[Interface dataset entries]

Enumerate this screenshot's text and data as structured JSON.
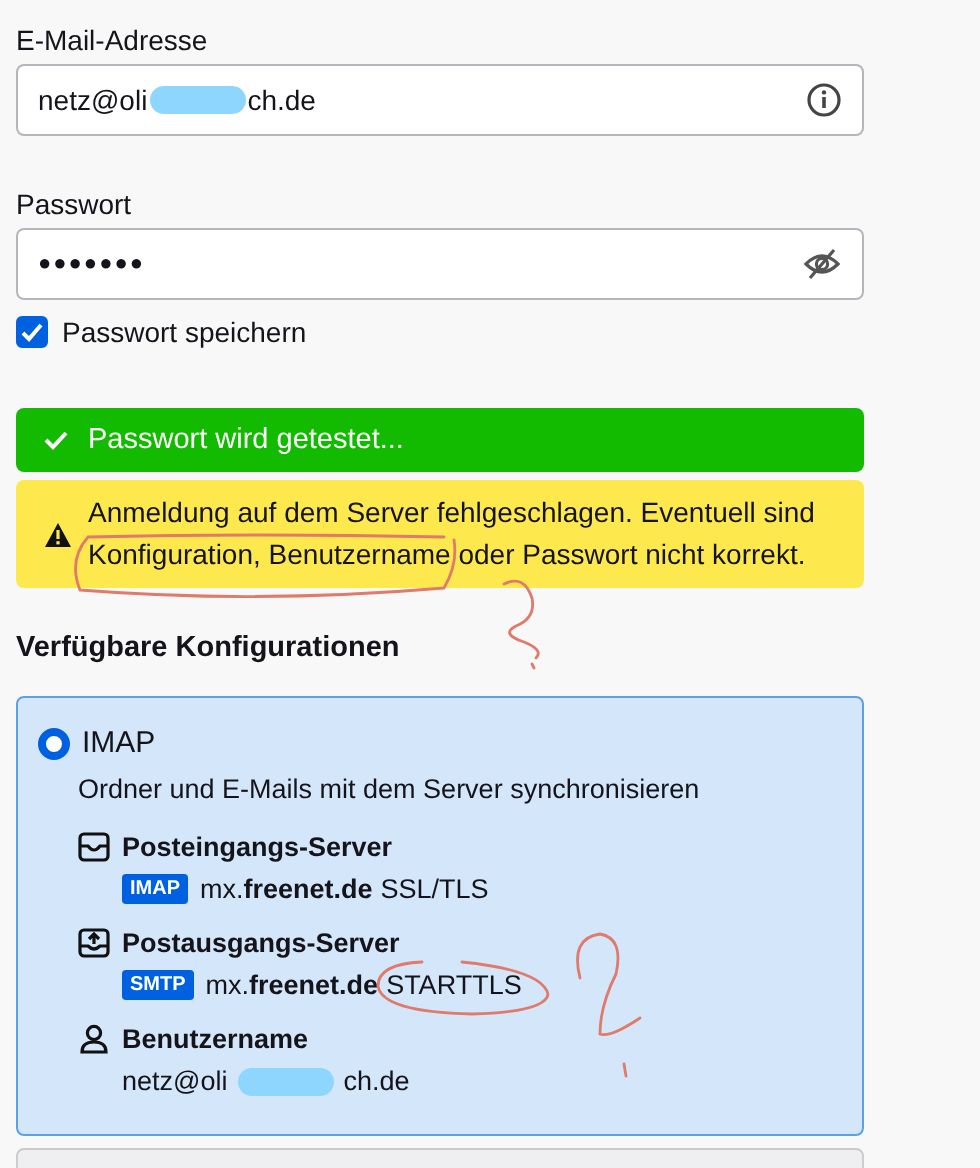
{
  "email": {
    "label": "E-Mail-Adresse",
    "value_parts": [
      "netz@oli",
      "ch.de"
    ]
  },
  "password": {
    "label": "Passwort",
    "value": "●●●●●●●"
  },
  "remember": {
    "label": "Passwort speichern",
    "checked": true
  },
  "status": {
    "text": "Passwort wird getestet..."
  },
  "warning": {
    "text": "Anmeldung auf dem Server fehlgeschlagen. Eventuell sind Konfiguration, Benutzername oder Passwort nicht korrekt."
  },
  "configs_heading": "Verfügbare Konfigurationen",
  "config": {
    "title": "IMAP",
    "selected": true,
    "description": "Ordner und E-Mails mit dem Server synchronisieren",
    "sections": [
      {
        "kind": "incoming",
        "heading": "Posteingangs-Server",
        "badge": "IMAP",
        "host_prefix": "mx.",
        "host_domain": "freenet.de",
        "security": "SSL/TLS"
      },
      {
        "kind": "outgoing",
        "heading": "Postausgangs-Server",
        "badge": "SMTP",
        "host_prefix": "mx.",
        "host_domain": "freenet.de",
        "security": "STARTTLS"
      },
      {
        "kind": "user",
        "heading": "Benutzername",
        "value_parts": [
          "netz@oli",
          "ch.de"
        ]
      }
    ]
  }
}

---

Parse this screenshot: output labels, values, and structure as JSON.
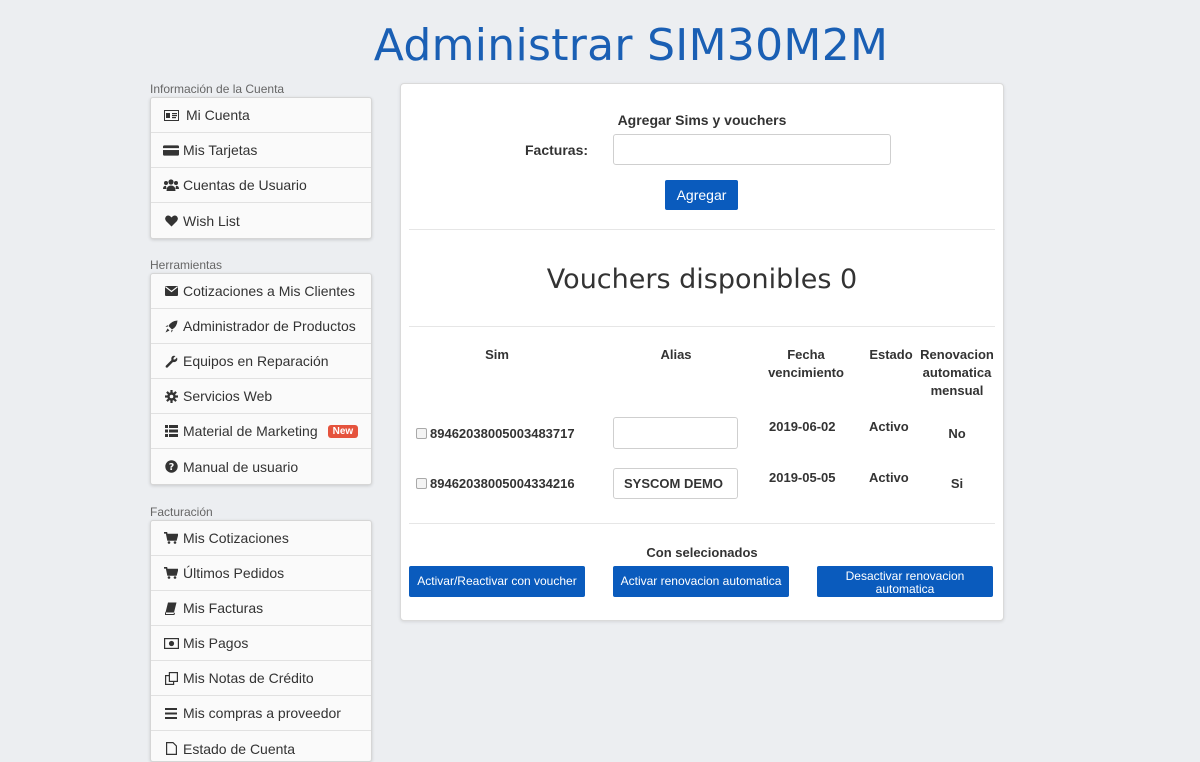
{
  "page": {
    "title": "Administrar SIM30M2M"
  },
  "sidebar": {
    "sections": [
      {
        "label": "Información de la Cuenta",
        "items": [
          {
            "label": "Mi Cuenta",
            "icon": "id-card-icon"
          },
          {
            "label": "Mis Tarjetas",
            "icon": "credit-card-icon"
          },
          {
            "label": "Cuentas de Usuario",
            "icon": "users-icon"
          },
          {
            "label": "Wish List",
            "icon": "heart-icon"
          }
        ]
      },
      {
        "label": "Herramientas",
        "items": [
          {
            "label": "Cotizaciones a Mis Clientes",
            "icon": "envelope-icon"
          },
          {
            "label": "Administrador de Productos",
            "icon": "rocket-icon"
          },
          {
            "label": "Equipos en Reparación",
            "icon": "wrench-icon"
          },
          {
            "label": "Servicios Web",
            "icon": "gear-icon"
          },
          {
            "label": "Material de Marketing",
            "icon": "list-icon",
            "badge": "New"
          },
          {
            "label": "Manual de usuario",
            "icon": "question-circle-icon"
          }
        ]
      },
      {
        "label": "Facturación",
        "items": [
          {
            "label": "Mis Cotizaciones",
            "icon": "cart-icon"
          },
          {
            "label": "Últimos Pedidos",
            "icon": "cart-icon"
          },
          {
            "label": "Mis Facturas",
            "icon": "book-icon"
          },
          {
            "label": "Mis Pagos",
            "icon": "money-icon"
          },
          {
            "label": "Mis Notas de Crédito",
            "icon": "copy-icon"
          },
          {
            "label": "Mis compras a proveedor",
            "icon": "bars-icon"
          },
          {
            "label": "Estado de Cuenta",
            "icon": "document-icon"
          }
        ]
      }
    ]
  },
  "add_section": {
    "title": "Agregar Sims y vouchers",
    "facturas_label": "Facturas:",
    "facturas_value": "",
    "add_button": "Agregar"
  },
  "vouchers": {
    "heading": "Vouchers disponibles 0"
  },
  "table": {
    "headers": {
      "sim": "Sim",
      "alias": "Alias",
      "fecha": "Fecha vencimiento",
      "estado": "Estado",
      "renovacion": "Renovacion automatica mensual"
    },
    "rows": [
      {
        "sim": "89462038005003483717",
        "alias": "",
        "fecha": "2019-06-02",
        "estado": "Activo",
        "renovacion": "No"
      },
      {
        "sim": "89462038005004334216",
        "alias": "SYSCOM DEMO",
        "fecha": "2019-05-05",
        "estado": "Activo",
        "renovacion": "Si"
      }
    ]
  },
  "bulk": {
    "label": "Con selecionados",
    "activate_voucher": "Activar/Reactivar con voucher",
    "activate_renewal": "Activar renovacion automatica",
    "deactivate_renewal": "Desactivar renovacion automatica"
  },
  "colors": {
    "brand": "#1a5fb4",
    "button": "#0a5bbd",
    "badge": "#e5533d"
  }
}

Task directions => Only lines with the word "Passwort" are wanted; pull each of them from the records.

Output below =>
    "label": "Passwort",
    "label": "Passwort speichern",
    "text": "Passwort wird getestet..."
    "text": "Anmeldung auf dem Server fehlgeschlagen. Eventuell sind Konfiguration, Benutzername oder Passwort nicht korrekt."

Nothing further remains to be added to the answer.